> _Your goal_
Within the data below, find the string "South" and return each line where it occurs.
*** Extracted material Section Begins ***
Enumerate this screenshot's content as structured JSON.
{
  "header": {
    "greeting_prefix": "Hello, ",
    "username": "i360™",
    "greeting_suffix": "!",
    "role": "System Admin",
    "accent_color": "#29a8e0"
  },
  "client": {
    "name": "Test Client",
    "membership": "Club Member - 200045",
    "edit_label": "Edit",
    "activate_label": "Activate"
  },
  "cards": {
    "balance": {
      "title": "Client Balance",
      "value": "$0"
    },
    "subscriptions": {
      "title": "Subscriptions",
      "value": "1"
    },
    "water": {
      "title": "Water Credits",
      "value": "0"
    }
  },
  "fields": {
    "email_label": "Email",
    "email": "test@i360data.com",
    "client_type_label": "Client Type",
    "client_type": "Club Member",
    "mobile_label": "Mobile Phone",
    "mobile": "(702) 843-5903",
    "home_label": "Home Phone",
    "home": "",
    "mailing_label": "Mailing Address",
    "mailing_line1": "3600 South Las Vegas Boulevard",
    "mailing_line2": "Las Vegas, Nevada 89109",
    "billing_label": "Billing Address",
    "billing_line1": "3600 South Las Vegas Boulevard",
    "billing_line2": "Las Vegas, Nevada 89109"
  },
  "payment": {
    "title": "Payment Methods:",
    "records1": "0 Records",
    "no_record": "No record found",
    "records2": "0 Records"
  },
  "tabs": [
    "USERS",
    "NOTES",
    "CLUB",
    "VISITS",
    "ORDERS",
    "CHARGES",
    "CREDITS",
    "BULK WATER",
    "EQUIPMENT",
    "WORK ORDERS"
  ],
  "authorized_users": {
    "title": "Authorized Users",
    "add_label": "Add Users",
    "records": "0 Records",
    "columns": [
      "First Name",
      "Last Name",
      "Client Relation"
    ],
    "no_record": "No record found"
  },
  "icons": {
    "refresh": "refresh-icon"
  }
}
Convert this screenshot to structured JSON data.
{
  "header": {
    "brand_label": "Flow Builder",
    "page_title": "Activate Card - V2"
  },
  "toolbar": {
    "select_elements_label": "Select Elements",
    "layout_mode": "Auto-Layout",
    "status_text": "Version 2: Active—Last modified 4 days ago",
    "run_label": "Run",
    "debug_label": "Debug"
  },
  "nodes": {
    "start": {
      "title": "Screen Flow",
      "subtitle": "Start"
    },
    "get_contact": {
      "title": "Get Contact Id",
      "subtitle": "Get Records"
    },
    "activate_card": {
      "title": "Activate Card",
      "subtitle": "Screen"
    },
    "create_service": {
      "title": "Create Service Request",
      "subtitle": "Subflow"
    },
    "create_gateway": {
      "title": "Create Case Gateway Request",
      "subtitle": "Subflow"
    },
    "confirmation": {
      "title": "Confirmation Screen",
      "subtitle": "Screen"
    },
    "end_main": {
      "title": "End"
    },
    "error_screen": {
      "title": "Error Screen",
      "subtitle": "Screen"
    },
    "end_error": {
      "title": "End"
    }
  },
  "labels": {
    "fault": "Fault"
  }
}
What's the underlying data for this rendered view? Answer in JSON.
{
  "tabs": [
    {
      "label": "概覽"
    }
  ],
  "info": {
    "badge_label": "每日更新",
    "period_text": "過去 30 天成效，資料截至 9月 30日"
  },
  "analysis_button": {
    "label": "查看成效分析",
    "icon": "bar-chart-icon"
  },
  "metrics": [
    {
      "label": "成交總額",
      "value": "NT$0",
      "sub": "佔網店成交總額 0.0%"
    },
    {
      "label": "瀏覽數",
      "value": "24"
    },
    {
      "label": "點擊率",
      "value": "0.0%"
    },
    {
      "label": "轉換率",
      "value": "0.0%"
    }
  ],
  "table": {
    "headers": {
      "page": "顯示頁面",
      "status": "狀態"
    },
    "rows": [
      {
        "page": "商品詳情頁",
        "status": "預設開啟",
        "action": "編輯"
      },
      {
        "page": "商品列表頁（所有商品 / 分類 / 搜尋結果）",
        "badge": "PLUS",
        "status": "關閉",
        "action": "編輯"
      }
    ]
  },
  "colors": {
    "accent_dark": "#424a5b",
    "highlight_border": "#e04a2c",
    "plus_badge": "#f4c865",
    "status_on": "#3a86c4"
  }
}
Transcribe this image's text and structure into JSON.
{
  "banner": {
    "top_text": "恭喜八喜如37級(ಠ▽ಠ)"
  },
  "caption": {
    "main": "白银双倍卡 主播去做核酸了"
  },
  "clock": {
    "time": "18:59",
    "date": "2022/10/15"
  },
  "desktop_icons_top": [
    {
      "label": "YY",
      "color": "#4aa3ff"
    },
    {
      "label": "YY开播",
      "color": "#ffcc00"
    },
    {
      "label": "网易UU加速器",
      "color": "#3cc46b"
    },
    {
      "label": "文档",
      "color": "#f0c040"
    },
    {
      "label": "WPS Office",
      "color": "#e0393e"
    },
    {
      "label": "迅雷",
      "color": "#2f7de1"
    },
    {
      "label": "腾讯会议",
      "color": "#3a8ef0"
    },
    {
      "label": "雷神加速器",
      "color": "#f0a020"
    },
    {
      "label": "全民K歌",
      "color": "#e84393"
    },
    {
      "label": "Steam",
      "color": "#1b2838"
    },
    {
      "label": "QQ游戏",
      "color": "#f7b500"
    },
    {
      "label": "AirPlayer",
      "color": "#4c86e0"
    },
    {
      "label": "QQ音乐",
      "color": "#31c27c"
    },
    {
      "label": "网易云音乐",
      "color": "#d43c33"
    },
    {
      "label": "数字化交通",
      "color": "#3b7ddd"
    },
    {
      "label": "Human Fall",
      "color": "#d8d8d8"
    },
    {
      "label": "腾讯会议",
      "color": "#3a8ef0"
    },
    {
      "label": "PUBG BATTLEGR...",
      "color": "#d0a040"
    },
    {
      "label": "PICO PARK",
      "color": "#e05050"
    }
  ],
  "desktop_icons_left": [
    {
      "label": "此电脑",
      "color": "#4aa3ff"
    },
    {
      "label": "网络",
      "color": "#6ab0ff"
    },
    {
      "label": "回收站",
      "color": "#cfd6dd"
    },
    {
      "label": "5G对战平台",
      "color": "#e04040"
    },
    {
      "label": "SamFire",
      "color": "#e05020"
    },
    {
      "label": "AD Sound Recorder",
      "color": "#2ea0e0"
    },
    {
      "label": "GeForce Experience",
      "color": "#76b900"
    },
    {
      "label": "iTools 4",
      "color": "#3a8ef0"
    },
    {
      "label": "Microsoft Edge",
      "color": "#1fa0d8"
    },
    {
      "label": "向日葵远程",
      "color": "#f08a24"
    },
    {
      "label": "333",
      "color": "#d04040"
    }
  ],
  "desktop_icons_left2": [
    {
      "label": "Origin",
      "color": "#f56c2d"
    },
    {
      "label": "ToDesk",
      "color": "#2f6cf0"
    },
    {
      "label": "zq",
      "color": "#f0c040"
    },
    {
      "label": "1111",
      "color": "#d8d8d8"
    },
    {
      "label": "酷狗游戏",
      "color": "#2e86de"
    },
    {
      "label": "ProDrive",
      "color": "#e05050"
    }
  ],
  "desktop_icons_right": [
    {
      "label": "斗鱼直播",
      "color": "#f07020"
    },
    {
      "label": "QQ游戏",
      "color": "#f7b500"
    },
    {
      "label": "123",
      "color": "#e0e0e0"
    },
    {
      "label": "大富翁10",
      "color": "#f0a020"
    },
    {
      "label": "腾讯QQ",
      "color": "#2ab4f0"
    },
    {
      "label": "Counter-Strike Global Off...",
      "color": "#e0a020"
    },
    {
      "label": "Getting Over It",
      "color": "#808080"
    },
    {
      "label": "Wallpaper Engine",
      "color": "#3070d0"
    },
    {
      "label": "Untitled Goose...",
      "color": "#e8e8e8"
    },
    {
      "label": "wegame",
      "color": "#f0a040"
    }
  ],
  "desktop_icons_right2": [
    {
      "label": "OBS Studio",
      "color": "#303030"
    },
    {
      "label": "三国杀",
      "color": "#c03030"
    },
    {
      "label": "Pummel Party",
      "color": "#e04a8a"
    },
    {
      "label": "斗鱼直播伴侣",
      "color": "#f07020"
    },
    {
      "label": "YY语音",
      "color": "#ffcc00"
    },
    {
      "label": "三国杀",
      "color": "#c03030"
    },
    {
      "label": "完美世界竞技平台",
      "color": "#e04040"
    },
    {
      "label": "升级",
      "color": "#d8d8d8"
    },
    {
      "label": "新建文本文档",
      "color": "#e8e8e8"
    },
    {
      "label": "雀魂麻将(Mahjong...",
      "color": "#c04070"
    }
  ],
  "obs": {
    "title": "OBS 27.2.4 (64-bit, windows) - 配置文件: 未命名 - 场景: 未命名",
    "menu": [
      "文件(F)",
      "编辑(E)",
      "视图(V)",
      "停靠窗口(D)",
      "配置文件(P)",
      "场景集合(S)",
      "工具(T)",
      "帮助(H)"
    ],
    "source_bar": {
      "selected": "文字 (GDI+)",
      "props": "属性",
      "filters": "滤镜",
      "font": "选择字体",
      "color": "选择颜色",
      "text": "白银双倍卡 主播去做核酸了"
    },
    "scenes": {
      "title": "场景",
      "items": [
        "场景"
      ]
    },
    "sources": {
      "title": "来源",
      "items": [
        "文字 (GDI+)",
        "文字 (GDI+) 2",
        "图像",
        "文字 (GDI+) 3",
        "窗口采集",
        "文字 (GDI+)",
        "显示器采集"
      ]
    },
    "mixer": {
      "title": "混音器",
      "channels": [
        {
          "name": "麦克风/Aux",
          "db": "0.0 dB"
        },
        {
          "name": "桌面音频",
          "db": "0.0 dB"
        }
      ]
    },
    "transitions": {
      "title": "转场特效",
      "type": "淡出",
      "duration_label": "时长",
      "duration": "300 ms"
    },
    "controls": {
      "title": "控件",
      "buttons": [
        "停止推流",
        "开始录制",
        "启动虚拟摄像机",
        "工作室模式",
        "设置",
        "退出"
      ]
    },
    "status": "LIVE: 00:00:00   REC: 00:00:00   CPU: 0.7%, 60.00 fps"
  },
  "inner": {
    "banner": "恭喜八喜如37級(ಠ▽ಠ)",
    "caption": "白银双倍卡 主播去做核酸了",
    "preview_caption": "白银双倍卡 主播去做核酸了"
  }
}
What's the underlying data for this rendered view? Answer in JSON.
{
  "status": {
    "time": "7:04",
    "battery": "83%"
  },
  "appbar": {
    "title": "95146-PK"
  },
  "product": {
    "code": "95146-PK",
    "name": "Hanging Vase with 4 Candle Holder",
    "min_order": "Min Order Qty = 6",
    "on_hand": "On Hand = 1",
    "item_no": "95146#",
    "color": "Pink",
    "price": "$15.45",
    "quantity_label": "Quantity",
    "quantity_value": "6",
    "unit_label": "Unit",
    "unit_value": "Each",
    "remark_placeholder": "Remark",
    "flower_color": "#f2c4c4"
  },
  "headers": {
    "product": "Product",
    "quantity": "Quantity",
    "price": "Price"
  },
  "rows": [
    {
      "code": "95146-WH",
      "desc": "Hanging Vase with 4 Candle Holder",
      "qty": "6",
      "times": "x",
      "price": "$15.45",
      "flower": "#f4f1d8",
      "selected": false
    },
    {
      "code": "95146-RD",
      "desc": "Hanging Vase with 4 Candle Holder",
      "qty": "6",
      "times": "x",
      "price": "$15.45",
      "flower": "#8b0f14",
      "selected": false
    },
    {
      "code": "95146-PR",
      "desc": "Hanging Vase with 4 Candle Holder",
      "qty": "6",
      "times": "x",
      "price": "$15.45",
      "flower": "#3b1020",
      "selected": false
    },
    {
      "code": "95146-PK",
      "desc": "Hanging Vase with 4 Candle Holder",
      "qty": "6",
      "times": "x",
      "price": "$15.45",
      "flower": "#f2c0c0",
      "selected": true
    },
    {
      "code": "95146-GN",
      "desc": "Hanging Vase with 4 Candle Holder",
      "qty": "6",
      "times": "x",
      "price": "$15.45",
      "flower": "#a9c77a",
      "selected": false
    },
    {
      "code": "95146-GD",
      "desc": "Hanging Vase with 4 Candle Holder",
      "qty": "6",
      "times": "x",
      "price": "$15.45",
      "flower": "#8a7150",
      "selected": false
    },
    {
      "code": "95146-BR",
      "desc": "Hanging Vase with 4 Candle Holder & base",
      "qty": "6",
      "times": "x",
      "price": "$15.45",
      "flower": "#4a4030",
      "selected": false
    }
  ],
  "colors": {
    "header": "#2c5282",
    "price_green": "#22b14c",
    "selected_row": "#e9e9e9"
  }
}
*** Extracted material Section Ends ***
> _Answer section_
    "mailing_line1": "3600 South Las Vegas Boulevard",
    "billing_line1": "3600 South Las Vegas Boulevard",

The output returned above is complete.